What you should do
Reproduce the listing that follows character for character, excluding its pictures.
※ ※ ※
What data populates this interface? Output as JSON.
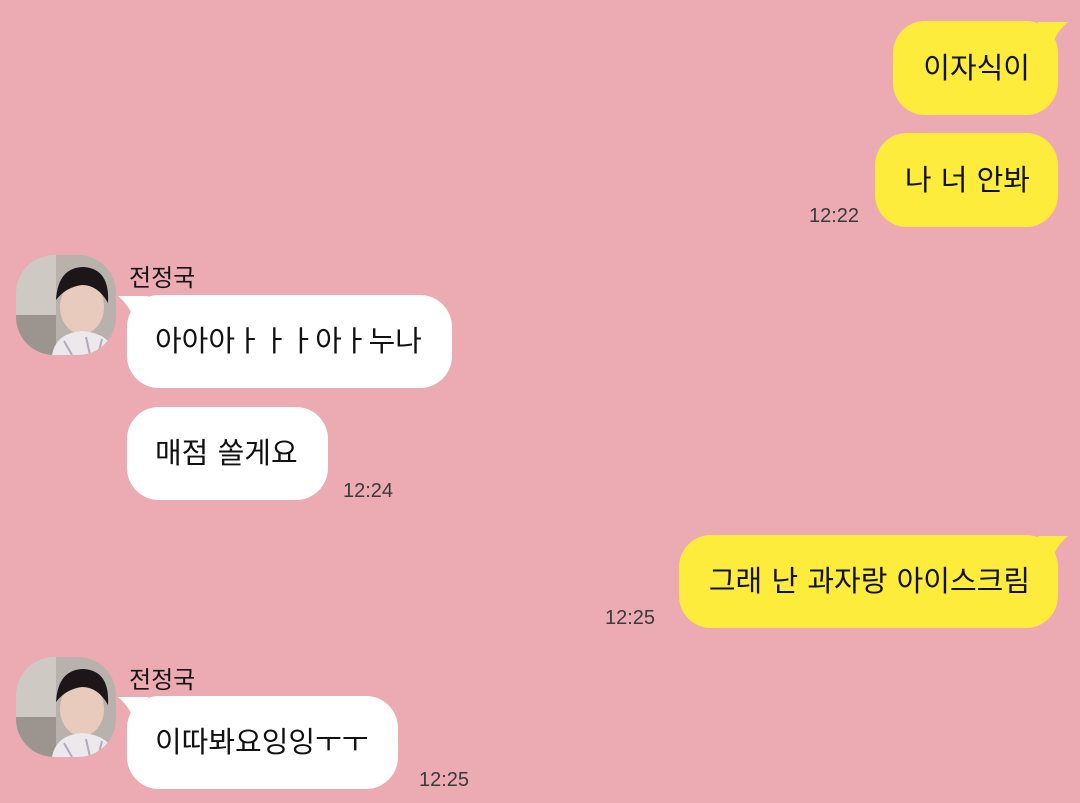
{
  "messages": [
    {
      "side": "me",
      "text": "이자식이"
    },
    {
      "side": "me",
      "text": "나 너 안봐",
      "time": "12:22"
    },
    {
      "side": "them",
      "sender": "전정국",
      "text": "아아아ㅏㅏㅏ아ㅏ누나"
    },
    {
      "side": "them",
      "text": "매점 쏠게요",
      "time": "12:24"
    },
    {
      "side": "me",
      "text": "그래 난 과자랑 아이스크림",
      "time": "12:25"
    },
    {
      "side": "them",
      "sender": "전정국",
      "text": "이따봐요잉잉ㅜㅜ",
      "time": "12:25"
    }
  ],
  "colors": {
    "background": "#ecaab2",
    "my_bubble": "#fdec3c",
    "their_bubble": "#ffffff"
  }
}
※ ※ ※
Written reply
What data populates this interface? Output as JSON.
{
  "messages": [
    {
      "side": "me",
      "text": "이자식이"
    },
    {
      "side": "me",
      "text": "나 너 안봐",
      "time": "12:22"
    },
    {
      "side": "them",
      "sender": "전정국",
      "text": "아아아ㅏㅏㅏ아ㅏ누나"
    },
    {
      "side": "them",
      "text": "매점 쏠게요",
      "time": "12:24"
    },
    {
      "side": "me",
      "text": "그래 난 과자랑 아이스크림",
      "time": "12:25"
    },
    {
      "side": "them",
      "sender": "전정국",
      "text": "이따봐요잉잉ㅜㅜ",
      "time": "12:25"
    }
  ],
  "colors": {
    "background": "#ecaab2",
    "my_bubble": "#fdec3c",
    "their_bubble": "#ffffff"
  }
}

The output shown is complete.